William signed the birth register entry for the third-in-line to the throne at Kensington Palace this morning.
George was born on Monday last week at St Mary’s Hospital in London. His name was announced two days later.
While most new parents have to travel to a register office to formally register the birth of their child, Westminster City Council registrar Alison Cathcart travelled to Kensington Palace for William to carry out the task.
A brief statement from the palace said: “The Duke and Duchess of Cambridge have formally registered the birth of Prince George.
“The Duke of Cambridge signed the birth register at Kensington Palace this morning, witnessed by a Registrar from Westminster Register Office.”

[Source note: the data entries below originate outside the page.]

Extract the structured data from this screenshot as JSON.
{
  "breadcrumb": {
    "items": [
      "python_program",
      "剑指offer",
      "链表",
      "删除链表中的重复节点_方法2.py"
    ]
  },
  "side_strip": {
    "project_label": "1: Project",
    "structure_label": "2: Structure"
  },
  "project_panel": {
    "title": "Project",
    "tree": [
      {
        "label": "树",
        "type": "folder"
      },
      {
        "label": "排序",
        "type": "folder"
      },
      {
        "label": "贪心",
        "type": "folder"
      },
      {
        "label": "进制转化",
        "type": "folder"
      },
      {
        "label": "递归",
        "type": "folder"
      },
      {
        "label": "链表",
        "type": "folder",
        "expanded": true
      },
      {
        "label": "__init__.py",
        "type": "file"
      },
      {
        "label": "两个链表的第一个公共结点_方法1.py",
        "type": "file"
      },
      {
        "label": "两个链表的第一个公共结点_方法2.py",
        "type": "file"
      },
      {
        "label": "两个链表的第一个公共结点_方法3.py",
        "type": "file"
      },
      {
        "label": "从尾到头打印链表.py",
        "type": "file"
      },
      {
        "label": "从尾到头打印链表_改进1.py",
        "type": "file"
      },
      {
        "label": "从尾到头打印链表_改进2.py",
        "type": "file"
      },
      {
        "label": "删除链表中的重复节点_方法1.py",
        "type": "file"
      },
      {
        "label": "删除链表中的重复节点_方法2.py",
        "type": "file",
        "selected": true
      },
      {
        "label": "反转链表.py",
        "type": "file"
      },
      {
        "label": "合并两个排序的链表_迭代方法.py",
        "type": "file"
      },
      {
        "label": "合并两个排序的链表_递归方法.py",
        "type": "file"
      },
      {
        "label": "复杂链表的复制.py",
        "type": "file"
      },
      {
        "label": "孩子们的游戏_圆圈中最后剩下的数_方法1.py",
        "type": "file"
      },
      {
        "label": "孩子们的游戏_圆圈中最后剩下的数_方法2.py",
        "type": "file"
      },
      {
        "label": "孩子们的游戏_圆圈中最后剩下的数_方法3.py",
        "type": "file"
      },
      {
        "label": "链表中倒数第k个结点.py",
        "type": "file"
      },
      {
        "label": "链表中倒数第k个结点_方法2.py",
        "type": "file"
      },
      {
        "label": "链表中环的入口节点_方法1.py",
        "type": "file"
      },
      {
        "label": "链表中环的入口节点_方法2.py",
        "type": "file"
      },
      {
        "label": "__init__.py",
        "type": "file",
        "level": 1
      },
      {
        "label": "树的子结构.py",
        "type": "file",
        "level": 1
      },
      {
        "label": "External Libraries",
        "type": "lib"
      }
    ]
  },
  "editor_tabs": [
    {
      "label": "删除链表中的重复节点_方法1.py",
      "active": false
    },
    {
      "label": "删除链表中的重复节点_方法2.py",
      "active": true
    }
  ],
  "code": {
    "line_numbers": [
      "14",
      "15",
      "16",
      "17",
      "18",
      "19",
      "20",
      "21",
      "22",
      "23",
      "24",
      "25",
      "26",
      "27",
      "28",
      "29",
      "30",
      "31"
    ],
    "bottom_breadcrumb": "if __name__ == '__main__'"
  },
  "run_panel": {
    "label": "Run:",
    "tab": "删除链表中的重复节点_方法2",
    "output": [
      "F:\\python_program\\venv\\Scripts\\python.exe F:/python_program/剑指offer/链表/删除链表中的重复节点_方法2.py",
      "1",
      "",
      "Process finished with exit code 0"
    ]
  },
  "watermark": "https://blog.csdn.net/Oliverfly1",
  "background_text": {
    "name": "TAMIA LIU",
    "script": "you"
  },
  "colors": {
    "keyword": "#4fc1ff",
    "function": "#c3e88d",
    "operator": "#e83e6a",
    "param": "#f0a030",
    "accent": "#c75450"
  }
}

The register entry from which the birth certificate is produced was filled in by the registrar and signed by William. It gives the date and place of Prince George’s birth and his full name as His Royal Highness Prince George Alexander Louis of Cambridge.
William’s full name, His Royal Highness Prince William Arthur Philip Louis Duke of Cambridge, is also given, along with his place of birth in Paddington, Westminster - he was born at the same hospital. His occupation is listed as Prince of the United Kingdom.
His wife’s full name is given as Catherine Elizabeth Her Royal Highness, The Duchess of Cambridge, with her occupation described as Princess of the United Kingdom.
Her place of birth is listed as Reading, and her maiden name of Middleton is also included on the document.
The couple’s “usual address” is given as Kensington Palace, London.
The certificate is signed by William, as well as Ms Cathcart, whose title on the document is given as deputy registrar.
Ms Cathcart, who has been Westminster City Council’s superintendent registrar for 22 years, has presided over several celebrity marriages including Sylvester Stallone, Joan Collins, Barbara Windsor and comedian David Walliams.
She said: “It was of course a great pleasure to work with Kensington Palace in arranging the signing of the birth certificate for Prince George.
“This cements an association with Westminster City Council and royal births in the borough that goes back decades. We registered the birth of the Queen and Prince Charles and Princes William and Harry so it’s great to see that tradition continue.
“We can now add Prince George to that collection and again congratulate the Duke and Duchess on the birth of their son.”